Obituary: Professor Maurice Cranston

NO MENTION has been made in the various obituaries of Maurice Cranston (by Michael De-la-Noy, Professor Fred Rosen and Professor William Letwin, 8 and 9 November) of his detective fiction, writes Jack Adrian. He wrote two books: Tomorrow We'll Be Sober and Philosopher's Hemlock, both published in 1946.

Both have points of interest, both are witty in a mildly louche way, and both are clearly (given the circles in which Cranston moved as a youth) romans a clef. Historians of the literary mainstream might find it useful to dig up the books (if they can: copies nowadays are, to put it mildly, elusive) and try to crack the code.

There are gay photographers with brutish chauffeurs, spivvish newspaper reporters, bogus mystics, venal and self-serving dons, at least one preposterous policeman - 'Sergeant Percy St Clair, a fading cherub with the movements of (a) male dancer from a ballet chorus' - and various other grotesques. There are also a good many cutting remarks made about Cambridge (Cranston studied at London University and Oxford) and some amusing juxtapositions (a clue in one book is the dust-jacket of a 'monumentally scholarly' Introduction to Spinoza being used to veil an explicitly pornographic novel).

The solution to Tomorrow We'll Be Sober rather cleverly revolves around a confusion over old London telephone exchanges (MUS for Musuem, TUD for Tudor, HAM for Hampstead, and so on) and the murderer (a weak character) is shown to have been subconsciously though innocently persuaded to do the fell deed by an obsessive psychologist; while in Philosopher's Hemlock the murderer destroys (rat- bait in the egg mayonnaise) the wrong victim. Irony abounds.
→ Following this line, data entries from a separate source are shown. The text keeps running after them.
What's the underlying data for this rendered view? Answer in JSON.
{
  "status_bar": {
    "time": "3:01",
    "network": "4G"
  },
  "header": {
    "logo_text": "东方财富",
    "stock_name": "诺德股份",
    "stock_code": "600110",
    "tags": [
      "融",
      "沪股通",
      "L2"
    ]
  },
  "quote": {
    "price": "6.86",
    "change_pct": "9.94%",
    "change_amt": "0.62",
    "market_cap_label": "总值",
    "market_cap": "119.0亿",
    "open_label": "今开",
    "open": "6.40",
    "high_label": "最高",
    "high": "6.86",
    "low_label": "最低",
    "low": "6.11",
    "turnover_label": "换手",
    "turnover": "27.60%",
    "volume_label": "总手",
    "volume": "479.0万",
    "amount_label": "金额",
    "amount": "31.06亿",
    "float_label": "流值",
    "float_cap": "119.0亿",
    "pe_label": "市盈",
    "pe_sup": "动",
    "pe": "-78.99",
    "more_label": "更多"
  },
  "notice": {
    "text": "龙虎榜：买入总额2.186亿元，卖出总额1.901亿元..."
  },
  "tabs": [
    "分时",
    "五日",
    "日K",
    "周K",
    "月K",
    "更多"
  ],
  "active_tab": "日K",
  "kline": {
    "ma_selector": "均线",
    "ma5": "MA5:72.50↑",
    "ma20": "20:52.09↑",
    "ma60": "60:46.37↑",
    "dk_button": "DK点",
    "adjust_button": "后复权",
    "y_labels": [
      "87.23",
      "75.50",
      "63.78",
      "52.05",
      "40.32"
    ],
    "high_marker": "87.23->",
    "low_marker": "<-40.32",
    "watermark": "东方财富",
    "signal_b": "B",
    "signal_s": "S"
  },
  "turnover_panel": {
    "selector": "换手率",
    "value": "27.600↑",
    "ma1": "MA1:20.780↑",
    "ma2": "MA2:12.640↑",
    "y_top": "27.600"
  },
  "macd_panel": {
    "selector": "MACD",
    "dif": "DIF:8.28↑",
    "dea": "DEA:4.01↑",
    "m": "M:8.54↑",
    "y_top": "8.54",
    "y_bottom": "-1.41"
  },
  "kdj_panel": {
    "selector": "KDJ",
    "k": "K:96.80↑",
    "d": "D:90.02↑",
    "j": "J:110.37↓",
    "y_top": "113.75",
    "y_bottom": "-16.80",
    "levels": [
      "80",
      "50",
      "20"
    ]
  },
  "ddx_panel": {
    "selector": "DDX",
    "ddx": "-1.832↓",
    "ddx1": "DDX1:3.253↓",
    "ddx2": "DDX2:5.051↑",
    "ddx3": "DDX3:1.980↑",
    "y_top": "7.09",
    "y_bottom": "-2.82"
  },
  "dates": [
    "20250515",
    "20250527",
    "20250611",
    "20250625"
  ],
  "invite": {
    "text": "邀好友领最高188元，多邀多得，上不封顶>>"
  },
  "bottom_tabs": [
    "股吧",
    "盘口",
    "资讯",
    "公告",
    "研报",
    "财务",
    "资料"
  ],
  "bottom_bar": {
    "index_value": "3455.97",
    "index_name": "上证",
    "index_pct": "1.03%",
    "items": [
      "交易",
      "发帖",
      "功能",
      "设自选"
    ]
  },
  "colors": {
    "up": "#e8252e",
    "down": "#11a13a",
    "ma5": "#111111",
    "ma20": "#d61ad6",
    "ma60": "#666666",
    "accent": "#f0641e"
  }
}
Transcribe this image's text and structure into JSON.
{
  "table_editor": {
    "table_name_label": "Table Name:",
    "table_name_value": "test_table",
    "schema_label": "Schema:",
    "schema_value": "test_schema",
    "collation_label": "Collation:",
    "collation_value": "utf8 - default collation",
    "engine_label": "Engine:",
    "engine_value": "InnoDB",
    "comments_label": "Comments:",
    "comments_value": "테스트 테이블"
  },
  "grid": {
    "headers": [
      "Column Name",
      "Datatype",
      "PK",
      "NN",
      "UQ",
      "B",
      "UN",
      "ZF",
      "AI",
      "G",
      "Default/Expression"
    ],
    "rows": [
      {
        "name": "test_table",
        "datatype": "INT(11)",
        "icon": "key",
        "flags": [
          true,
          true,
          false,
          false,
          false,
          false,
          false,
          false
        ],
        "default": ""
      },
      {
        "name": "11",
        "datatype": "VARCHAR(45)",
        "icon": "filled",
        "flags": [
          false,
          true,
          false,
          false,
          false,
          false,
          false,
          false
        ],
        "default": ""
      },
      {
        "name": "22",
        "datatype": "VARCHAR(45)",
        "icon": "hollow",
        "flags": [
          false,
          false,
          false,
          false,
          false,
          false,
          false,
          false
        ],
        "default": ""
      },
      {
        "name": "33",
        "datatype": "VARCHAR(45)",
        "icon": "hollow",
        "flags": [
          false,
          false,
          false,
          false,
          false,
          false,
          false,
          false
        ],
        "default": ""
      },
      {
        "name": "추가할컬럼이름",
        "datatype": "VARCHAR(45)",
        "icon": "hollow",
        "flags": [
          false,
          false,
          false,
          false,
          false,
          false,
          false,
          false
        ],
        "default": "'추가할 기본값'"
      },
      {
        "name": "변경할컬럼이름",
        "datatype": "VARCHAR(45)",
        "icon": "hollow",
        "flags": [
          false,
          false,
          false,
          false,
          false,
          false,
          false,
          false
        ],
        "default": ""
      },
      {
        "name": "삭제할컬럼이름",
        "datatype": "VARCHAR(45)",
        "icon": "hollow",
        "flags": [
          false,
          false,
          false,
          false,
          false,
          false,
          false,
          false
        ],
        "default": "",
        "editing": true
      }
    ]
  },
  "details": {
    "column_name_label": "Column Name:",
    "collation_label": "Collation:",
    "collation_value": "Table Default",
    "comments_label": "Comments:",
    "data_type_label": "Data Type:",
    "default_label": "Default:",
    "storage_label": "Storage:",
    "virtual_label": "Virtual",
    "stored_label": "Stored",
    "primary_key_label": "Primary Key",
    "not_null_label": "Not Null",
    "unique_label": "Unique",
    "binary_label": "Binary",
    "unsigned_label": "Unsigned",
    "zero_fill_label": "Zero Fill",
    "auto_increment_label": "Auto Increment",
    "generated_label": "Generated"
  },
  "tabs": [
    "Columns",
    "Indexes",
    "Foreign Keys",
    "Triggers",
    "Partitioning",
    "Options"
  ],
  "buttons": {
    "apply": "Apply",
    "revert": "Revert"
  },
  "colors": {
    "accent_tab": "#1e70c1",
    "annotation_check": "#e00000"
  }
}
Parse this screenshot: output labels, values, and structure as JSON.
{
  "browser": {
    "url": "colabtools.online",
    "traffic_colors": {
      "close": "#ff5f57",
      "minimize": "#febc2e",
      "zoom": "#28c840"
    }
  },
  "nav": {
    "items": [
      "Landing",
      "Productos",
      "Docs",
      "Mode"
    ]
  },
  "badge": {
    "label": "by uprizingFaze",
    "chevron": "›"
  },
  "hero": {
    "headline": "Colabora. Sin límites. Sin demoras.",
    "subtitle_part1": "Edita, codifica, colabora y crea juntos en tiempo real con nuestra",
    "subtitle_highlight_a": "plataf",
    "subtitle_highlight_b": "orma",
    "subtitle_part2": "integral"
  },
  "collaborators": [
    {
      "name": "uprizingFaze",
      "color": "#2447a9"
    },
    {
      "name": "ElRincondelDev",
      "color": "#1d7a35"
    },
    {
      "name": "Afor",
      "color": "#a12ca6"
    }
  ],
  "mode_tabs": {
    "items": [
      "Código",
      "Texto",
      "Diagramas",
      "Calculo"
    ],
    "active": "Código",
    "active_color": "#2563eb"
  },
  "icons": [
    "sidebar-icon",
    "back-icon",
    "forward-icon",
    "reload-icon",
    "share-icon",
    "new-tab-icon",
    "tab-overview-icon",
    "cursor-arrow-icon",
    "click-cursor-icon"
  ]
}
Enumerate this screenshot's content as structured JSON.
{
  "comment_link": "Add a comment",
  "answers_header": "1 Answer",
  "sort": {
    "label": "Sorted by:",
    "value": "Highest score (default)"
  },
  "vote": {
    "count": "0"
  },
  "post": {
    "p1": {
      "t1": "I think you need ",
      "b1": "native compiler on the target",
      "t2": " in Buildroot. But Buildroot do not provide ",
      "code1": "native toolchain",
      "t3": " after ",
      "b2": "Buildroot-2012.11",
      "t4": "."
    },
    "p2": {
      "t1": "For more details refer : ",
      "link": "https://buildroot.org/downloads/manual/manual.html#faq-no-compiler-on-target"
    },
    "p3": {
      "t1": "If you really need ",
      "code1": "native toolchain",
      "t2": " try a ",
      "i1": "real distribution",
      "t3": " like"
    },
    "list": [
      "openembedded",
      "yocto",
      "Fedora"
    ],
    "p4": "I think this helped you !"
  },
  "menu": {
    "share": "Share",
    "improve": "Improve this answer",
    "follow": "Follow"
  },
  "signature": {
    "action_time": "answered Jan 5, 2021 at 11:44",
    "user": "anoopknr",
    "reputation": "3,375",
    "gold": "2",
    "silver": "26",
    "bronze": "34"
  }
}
Why Cranston wrote no more genre fiction is a puzzle. He clearly enjoyed putting his friends through fictional hoops. One possible clue is his publisher. John Westhouse was a shoestring-run firm with a small and distinctly idiosyncratic list of authors, including Gerald Verner, the arch-plagiarist of the 20th century (possibly the only man since 'the abominable Curll' actually to make a living out of literary piracy), and the poet Ruthven Todd, who, when desperate for money, wrote (as 'RT Campbell') 10 books, of which to this day only six have ever been seen. Probably the experience of writing for such a ramshackle concern put Cranston off writing detective stories for life. A pity.